Small groups will use the intense media focus to draw attention to their cause, this can be in the form of organised non-violent protests. The key in handling these situations is to maintain order amongst civilians whilst still maintaining a good public image. In the case of the Mexico City games, the protests were ill-managed by the Mexican government, resulting in riots and the death of civilians.

Case study - Mexico City 1968

In 1968 there was a large amount of political unrest, particularly amongst students. Recent events had included the assassinations of Martin Luther King and Robert Kennedy, as well as civil unrest due to the Civil rights movement in the US, and the invasion of Czechoslovakia by the Soviet Union.

During the summer before the games were held, there were a number organised student protests. Initially these were aimed against the US invasion and subsequent occupation of the Dominican Republic three years earlier. The Mexican president Diaz Ortaz was extremely concerned about his country's political image, especially with the coming games. He therefore undertook strict control and policing of the student protests, which were growing larger by the day. In order to suppress the escalating riots, the Army and military presence was stepped up, leading to the occupation of the National Polytechnic Institute (NPI) in Mexico City.
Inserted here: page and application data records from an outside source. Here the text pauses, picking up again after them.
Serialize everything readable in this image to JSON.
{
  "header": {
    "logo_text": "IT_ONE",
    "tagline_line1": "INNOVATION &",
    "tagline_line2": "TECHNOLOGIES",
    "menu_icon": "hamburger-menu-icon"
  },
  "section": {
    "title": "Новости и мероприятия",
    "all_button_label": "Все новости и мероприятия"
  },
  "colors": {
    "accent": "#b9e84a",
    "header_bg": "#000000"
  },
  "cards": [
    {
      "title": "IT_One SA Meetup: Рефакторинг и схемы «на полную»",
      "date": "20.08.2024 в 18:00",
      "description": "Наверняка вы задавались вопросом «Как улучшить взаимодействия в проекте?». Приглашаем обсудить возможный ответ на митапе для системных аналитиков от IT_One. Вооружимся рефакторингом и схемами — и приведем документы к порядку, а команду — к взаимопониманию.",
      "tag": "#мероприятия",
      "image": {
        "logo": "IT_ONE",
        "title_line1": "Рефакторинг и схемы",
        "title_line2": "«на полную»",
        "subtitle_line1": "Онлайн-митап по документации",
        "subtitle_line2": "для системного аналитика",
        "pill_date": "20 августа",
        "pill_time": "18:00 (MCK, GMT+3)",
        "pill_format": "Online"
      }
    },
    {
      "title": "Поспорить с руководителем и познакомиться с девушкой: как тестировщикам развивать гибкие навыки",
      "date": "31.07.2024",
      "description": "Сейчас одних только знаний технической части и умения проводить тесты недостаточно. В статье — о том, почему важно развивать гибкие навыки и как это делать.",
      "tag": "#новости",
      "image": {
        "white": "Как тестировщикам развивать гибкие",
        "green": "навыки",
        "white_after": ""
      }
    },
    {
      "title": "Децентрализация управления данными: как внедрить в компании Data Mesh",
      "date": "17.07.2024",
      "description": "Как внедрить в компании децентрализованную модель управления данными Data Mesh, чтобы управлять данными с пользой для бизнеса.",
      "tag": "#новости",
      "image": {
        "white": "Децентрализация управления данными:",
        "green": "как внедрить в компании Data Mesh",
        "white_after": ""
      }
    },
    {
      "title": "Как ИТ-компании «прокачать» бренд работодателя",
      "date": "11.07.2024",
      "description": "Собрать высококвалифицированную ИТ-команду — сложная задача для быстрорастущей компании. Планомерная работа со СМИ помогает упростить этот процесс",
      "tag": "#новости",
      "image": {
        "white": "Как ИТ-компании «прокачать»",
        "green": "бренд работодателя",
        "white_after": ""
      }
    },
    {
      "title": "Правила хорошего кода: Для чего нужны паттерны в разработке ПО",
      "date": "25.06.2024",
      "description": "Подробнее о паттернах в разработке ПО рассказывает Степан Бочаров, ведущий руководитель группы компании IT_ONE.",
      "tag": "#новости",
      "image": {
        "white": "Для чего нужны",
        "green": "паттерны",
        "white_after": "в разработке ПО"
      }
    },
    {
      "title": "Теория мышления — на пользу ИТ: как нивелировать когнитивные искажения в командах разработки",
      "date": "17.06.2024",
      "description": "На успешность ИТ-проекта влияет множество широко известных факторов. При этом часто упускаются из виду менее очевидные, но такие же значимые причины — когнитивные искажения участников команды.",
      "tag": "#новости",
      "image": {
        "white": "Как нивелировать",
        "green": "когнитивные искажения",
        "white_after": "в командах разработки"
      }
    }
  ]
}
Few attempts were made to negotiate with student groups and the increasing military intervention only provoked more riots amongst students.

As the protests grew, they were also supported by Trade unions, such as the Railroad workers union. On October 2nd, 10 days before the games, police opened fire on a protest in the trios cultures square on Mexico City university campus. An estimated 300 students were killed in the resulting gunfire as well as hundreds of others injured.

After the massacre, the Government arrested approximately 2000 students, but most were released later that year. The government tried to justify its response by calling the student movement a “communist conspiracy”. There were calls for the games to be cancelled, but they eventually began on time.

This event had major consequences on the political impact of holding the games. The Mexican government were trying to control their public image; Mexico City was already the focus of other controversial aspects of the games, such as the implications on performance of holding it at high altitude. In this case, by trying to stifle and suppress the protests with military intervention, the protests escalated, becoming much more violent and destructive, this highlights the need for adequate assessment of the political environment of the host country.

In Mexico City the government could have managed the situation better by holding talks with the leaders of the student protests. This would have allowed better crowd control and would have saved lives.

Modern crowd control and planning will often involve talks with holders of non-violent protests so that people are able to express their opinion safely without causing any danger or letting the protest escalate out of control. When planning Olympic Games politicians should judge the publics reaction, also they should not use the games as a "political whitewash" to boost flagging tourism and increase their popularity with voters.

In 1968 Tommie Smith and John Carlos held a protest against racism during the awards presentation. They were both members of the running team, with Tommie winning the gold medal in the 200m race. During the ceremony and the playing of the national anthem both runners bowed their heads and raised a fist in the airing the symbolic black power salute.

Black power salute

The protest was actually a compromise, the initial plan was for all the black athletes to boycott the Olympic Games altogether. Instead it was decided that the team would participate in the games as they felt the games provided a "unique platform" where they could stage a protest and receive large amounts of publicity.

Smith and Carlos were immediately removed from the American team and sent home after the ceremony. Although the initial reaction to the protest was negative, Smith and Carlos are seen as important figures in civil rights, not only did they bring the civil rights case to a greater global level, they also provided strong role models for athletes suffering from racism.

[ introduction | social | politics | economics | london 2012 ]